BEGIN
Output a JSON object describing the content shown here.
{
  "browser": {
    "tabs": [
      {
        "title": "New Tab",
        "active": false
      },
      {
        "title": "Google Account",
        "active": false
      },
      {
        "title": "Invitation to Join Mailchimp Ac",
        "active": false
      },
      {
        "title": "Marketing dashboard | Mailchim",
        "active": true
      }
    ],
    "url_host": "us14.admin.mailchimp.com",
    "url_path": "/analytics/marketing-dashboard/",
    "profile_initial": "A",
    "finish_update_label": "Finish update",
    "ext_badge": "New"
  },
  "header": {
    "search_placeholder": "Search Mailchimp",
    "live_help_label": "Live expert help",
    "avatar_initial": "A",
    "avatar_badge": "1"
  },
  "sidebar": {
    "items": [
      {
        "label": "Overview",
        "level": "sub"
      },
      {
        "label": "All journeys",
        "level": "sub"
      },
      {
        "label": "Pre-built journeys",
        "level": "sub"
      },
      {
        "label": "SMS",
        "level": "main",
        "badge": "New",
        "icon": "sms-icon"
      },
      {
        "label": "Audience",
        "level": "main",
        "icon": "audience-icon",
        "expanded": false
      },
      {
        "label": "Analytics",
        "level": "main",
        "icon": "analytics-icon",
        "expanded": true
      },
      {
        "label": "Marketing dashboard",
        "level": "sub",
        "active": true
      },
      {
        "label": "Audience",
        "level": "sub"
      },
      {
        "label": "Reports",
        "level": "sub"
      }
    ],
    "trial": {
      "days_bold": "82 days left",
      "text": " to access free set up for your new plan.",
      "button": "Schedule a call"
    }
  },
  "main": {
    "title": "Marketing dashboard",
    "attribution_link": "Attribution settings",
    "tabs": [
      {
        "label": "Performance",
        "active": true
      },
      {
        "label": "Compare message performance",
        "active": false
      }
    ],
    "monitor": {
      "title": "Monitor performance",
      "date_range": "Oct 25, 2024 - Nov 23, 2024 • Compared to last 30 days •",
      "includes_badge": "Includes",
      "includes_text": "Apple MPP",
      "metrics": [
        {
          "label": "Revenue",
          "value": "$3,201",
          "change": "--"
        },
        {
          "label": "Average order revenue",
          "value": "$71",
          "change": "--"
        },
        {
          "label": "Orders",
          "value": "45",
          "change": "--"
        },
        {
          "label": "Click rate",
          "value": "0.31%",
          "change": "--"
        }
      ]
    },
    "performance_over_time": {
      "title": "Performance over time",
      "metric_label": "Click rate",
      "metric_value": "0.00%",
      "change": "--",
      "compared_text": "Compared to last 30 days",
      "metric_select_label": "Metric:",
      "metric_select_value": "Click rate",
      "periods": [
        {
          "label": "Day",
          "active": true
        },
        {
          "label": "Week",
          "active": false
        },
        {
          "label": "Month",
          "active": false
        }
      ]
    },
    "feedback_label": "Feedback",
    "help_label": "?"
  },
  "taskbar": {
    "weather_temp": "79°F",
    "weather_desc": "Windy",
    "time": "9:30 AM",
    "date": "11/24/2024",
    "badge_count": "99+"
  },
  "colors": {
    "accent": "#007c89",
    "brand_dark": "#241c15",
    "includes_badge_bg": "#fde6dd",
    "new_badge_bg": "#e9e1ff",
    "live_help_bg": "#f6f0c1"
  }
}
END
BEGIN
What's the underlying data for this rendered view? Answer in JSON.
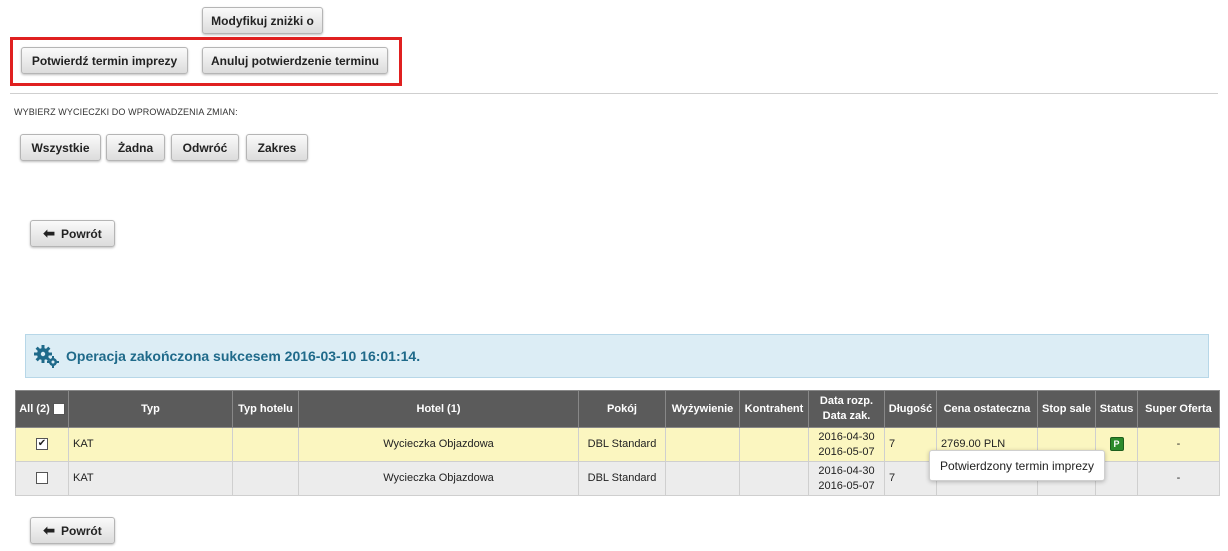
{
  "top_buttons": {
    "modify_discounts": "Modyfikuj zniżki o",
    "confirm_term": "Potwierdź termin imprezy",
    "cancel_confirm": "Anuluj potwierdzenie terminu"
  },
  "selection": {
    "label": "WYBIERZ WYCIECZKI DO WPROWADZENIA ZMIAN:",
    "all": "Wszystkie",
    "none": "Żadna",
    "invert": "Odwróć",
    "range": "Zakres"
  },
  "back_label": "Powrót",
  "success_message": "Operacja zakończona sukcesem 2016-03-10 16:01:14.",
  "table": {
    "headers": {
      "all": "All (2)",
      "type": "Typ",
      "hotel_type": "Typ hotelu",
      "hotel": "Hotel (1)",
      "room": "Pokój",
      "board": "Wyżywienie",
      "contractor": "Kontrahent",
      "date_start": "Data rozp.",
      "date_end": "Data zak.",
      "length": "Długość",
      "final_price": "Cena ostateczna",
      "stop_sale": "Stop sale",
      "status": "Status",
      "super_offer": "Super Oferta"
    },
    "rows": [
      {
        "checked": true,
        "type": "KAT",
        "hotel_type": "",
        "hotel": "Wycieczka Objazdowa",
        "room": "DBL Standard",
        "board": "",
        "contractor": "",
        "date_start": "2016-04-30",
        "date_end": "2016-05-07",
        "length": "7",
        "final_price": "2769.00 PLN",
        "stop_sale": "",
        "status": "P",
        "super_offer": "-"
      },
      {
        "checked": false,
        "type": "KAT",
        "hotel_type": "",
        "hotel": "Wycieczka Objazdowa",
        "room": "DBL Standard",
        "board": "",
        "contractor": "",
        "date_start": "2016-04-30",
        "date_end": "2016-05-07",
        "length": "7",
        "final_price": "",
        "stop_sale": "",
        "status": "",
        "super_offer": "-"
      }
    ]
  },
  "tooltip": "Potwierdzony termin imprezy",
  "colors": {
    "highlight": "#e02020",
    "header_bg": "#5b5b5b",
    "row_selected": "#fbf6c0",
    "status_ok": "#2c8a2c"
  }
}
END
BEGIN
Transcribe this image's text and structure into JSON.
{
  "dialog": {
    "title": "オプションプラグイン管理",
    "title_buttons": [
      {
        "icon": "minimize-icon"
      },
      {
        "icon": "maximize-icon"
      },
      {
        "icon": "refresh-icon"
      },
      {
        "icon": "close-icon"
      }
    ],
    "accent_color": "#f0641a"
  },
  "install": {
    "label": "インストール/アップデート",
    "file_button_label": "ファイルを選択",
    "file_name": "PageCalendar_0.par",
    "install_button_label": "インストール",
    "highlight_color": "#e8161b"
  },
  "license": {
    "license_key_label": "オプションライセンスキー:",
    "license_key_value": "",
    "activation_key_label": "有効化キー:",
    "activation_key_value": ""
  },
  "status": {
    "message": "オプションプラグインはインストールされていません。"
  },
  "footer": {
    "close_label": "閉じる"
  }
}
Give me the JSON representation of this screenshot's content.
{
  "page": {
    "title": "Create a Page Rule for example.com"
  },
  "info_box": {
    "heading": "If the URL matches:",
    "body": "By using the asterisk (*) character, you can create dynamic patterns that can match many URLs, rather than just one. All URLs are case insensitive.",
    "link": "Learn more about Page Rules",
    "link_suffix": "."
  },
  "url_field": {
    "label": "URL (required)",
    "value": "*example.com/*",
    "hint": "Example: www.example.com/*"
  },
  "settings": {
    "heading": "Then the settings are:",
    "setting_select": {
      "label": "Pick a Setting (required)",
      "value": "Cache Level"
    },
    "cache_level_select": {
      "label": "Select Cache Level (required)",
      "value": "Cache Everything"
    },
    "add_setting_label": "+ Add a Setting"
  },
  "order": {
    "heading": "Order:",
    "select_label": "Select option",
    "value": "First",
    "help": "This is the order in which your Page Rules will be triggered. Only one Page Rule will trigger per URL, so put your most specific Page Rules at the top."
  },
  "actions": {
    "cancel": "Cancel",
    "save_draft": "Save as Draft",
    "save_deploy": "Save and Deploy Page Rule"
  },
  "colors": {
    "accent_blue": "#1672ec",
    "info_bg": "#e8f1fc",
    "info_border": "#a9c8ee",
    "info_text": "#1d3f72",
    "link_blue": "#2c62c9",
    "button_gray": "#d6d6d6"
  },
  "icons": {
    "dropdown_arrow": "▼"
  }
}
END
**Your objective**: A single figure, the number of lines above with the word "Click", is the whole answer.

**Answer to this problem**: 3